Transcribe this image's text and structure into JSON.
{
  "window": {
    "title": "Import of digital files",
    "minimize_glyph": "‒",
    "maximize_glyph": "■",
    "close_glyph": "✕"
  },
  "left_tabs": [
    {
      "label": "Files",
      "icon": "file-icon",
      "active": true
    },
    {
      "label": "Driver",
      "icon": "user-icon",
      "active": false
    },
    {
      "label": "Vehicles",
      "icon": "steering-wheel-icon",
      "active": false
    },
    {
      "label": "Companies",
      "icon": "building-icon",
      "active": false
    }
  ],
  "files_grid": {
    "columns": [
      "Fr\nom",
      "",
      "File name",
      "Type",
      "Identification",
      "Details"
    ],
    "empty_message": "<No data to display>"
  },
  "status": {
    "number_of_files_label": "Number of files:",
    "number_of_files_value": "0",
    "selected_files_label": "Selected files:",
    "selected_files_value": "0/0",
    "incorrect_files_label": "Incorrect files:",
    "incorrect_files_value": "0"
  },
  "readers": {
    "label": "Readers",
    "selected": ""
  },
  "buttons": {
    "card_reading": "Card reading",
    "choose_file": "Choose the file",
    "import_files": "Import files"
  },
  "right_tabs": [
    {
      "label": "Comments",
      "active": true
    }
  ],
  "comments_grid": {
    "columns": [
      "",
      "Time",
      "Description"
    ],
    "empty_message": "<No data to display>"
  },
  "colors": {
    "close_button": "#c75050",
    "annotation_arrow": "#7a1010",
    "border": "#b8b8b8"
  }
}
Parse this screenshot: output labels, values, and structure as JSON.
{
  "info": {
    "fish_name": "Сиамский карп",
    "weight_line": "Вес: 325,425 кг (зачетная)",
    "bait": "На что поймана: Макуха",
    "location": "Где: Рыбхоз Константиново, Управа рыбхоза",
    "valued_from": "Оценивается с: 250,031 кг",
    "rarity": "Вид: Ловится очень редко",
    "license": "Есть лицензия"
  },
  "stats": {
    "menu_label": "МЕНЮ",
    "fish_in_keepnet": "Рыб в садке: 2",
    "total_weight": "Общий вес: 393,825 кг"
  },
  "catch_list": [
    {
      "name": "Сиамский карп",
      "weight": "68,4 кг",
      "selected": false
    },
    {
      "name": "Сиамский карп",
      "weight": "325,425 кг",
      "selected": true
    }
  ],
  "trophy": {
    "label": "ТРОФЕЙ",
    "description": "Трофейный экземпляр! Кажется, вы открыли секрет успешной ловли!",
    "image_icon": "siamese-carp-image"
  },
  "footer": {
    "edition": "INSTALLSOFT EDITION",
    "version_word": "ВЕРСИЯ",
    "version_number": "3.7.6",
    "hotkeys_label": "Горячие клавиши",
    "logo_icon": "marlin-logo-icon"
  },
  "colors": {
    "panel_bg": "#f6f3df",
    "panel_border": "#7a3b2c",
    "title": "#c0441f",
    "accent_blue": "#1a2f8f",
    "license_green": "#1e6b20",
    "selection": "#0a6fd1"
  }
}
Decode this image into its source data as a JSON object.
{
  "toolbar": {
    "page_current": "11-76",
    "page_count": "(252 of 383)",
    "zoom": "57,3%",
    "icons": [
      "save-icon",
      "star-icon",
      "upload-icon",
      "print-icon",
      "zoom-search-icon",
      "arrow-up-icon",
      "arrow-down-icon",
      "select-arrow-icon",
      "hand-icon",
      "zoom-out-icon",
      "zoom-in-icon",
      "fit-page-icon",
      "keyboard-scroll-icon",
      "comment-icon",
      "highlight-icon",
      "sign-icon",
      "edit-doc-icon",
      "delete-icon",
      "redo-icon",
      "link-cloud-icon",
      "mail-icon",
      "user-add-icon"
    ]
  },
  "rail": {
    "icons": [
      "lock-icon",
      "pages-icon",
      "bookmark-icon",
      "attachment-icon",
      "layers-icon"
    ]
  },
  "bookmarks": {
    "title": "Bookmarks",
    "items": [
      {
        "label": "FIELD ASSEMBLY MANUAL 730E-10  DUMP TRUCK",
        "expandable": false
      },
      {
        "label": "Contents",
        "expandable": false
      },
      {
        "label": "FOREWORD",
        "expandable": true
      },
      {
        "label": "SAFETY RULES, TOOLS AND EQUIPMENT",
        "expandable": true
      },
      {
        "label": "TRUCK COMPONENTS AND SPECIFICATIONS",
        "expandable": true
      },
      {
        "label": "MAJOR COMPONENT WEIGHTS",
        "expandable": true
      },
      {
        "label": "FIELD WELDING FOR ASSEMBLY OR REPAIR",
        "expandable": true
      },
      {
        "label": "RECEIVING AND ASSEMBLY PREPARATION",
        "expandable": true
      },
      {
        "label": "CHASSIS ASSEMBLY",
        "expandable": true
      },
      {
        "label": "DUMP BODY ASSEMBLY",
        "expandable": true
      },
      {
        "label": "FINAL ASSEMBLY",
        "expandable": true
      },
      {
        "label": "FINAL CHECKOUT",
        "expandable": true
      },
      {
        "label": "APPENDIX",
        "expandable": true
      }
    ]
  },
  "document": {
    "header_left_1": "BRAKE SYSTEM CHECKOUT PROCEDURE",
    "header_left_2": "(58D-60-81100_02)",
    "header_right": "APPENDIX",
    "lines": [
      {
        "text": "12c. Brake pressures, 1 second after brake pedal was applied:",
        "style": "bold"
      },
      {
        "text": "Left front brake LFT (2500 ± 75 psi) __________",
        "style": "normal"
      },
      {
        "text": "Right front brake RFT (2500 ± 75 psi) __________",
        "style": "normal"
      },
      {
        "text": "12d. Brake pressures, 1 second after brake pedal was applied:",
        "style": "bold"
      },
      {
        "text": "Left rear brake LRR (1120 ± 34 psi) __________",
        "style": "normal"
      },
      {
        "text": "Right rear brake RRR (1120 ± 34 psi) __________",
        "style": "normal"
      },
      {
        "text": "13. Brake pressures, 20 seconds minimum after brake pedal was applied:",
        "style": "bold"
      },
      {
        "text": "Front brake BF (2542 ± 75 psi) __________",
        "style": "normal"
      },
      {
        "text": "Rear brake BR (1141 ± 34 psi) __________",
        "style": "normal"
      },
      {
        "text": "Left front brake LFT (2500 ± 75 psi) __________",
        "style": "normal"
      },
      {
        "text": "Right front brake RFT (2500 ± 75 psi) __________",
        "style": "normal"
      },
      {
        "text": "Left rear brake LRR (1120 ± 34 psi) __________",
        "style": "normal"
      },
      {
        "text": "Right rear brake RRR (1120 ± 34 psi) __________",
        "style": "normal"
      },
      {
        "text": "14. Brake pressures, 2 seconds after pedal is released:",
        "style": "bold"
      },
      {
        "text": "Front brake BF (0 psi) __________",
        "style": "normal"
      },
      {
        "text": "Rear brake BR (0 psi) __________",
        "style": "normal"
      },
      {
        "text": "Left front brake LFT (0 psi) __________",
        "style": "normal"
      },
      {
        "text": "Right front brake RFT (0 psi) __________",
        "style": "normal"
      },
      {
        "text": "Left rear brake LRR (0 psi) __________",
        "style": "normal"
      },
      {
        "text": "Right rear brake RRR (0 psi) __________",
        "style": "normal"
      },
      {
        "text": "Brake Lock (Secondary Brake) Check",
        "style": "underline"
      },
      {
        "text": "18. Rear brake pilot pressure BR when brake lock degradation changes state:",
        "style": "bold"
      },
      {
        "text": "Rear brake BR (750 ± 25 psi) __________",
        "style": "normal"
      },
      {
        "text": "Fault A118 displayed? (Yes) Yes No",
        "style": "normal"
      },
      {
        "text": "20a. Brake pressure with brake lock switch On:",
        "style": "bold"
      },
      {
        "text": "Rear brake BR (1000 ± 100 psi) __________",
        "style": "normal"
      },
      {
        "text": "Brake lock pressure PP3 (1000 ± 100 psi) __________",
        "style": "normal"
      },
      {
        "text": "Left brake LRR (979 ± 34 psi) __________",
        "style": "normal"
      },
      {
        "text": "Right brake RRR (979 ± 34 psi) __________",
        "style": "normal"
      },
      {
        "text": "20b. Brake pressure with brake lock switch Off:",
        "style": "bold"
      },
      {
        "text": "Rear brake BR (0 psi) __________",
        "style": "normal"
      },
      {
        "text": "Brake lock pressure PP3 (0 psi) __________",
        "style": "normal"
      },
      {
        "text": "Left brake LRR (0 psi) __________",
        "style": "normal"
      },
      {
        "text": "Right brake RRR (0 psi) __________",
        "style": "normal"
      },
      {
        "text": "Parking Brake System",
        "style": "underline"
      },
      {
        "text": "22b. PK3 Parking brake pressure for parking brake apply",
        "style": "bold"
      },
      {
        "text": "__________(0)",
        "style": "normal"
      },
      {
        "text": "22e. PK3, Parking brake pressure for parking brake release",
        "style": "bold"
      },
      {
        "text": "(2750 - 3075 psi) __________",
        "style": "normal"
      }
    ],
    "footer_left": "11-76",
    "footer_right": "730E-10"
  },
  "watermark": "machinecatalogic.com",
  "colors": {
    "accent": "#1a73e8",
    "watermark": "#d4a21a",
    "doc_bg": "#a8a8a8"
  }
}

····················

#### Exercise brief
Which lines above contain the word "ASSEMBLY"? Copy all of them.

#### Answer for the task
        "label": "FIELD ASSEMBLY MANUAL 730E-10  DUMP TRUCK",
        "label": "FIELD WELDING FOR ASSEMBLY OR REPAIR",
        "label": "RECEIVING AND ASSEMBLY PREPARATION",
        "label": "CHASSIS ASSEMBLY",
        "label": "DUMP BODY ASSEMBLY",
        "label": "FINAL ASSEMBLY",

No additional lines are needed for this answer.